If a week is a long time in politics, it’s an age for George Galloway. Last Thursday, he was standing for the Scottish parliament under the banner of a party calling itself All for Unity. It commanded a princely 0.9 per cent of the vote Scotland-wide, suggesting the word ‘All’ was doing some heavy-lifting. Before Holyrood had even gathered to swear in its latest crop of MSPs, Galloway announced his Workers party GB would be standing in the forthcoming Batley and Spen by-election.
During the Holyrood campaign, list candidate Galloway declared he would be giving his constituency vote to the Conservatives, prompting some to remark that ‘Gorgeous George’ had travelled far from his roots as a left-wing firebrand. Galloway, on the left and on the move, has made quite the political journey over the years.
In 1987, he won Glasgow Hillhead for Labour and held its successor Glasgow Kelvin until the 2005 election, when he switched to Bethnal Green and Bow under the banner of his new Respect party. After a spell there, he crossed over into neighbouring Poplar and Limehouse in time for the 2010 election. Alas, it was not to be this time and he finished third behind the Tories. The following year provided a change of scenery and a return north of Hadrian's Wall for the Scottish parliament elections. Things didn’t go well here either, with Galloway failing to win a seat in Glasgow.

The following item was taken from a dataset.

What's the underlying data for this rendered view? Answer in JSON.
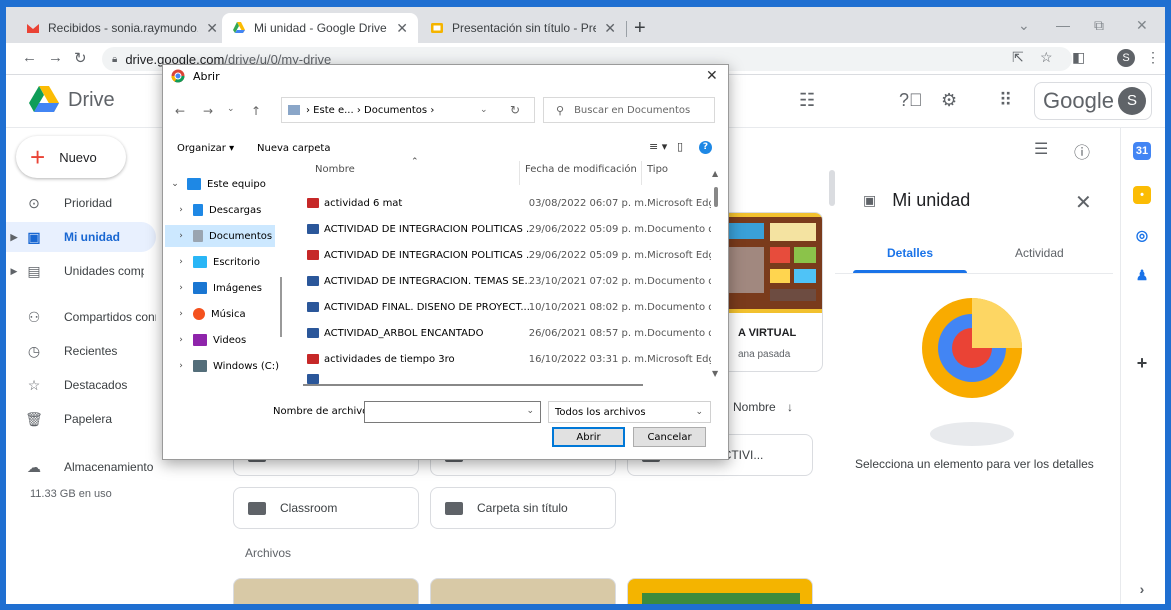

Undeterred, he headed back down the M6 to West Yorkshire, for a 2012 by-election caused by the incumbent’s health-related resignation. Fortune favoured our intrepid journeyman on this occasion and the good burghers of Bradford West sent him back to Westminster. Democracy being the fickle business that it is, they changed their minds at the 2015 election and sent Galloway away on a new adventure. Soon enough, he was off to London like Dick Whittington (and, unlike Dick Whittington, he could be the cat too). The 2016 mayoral election was another disappointment though, with Galloway coming in seventh behind the Women’s Equality party and 0.2 per cent ahead of Britain First.
Not discouraged, the roving revolutionary pointed his electoral GPS northwards once more, arriving in Manchester Gorton to contest the 2017 election as an independent, only to place third. Two years later, he trekked southwards again, for the confusingly named West Bromwich East, where the 2019 election saw him come sixth and lose his deposit. He did at least finish 433 votes ahead of the Yeshua party, whose manifesto was the Ten Commandments.
It’s not yet clear whether our poor wayfaring stranger will be the candidate himself in the upcoming by-election. But Mr S believes in looking to the future so, rather than dwell on last week’s unfortunate outcome in Scotland, we wish Mr Galloway’s party well in Batley and Spen. And wherever comes next.